**WHAT TO WORK ON:**
Please output each entry exactly as it appears.

*** Opening EXERCISE DATA ***

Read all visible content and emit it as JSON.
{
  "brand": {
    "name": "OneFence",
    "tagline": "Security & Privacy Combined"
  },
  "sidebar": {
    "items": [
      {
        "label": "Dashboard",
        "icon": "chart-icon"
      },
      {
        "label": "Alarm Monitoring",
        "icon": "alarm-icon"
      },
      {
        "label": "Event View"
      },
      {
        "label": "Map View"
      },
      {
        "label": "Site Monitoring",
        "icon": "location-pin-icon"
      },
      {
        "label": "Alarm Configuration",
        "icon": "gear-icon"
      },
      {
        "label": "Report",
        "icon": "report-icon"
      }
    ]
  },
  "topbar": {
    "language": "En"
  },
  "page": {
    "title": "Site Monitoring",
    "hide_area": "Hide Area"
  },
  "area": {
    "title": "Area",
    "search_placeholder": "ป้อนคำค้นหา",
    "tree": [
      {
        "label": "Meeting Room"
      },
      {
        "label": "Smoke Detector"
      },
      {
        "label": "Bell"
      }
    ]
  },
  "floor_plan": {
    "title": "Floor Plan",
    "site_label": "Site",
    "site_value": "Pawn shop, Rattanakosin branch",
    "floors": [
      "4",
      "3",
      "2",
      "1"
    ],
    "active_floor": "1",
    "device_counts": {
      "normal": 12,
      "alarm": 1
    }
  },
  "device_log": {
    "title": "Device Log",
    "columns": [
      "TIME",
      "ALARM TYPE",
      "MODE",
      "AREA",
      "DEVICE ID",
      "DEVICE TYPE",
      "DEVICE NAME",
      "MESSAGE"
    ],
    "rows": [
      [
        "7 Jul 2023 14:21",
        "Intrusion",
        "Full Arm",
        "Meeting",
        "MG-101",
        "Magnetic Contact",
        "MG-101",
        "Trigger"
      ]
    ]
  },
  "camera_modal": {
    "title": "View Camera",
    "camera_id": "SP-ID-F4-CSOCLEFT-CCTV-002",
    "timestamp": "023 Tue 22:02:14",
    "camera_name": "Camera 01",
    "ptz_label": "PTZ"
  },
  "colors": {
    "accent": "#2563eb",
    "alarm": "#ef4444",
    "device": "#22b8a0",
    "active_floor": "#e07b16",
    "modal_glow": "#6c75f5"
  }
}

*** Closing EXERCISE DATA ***

**OUTPUT:**
Read all visible content and emit it as JSON.
{
  "brand": {
    "name": "OneFence",
    "tagline": "Security & Privacy Combined"
  },
  "sidebar": {
    "items": [
      {
        "label": "Dashboard",
        "icon": "chart-icon"
      },
      {
        "label": "Alarm Monitoring",
        "icon": "alarm-icon"
      },
      {
        "label": "Event View"
      },
      {
        "label": "Map View"
      },
      {
        "label": "Site Monitoring",
        "icon": "location-pin-icon"
      },
      {
        "label": "Alarm Configuration",
        "icon": "gear-icon"
      },
      {
        "label": "Report",
        "icon": "report-icon"
      }
    ]
  },
  "topbar": {
    "language": "En"
  },
  "page": {
    "title": "Site Monitoring",
    "hide_area": "Hide Area"
  },
  "area": {
    "title": "Area",
    "search_placeholder": "ป้อนคำค้นหา",
    "tree": [
      {
        "label": "Meeting Room"
      },
      {
        "label": "Smoke Detector"
      },
      {
        "label": "Bell"
      }
    ]
  },
  "floor_plan": {
    "title": "Floor Plan",
    "site_label": "Site",
    "site_value": "Pawn shop, Rattanakosin branch",
    "floors": [
      "4",
      "3",
      "2",
      "1"
    ],
    "active_floor": "1",
    "device_counts": {
      "normal": 12,
      "alarm": 1
    }
  },
  "device_log": {
    "title": "Device Log",
    "columns": [
      "TIME",
      "ALARM TYPE",
      "MODE",
      "AREA",
      "DEVICE ID",
      "DEVICE TYPE",
      "DEVICE NAME",
      "MESSAGE"
    ],
    "rows": [
      [
        "7 Jul 2023 14:21",
        "Intrusion",
        "Full Arm",
        "Meeting",
        "MG-101",
        "Magnetic Contact",
        "MG-101",
        "Trigger"
      ]
    ]
  },
  "camera_modal": {
    "title": "View Camera",
    "camera_id": "SP-ID-F4-CSOCLEFT-CCTV-002",
    "timestamp": "023 Tue 22:02:14",
    "camera_name": "Camera 01",
    "ptz_label": "PTZ"
  },
  "colors": {
    "accent": "#2563eb",
    "alarm": "#ef4444",
    "device": "#22b8a0",
    "active_floor": "#e07b16",
    "modal_glow": "#6c75f5"
  }
}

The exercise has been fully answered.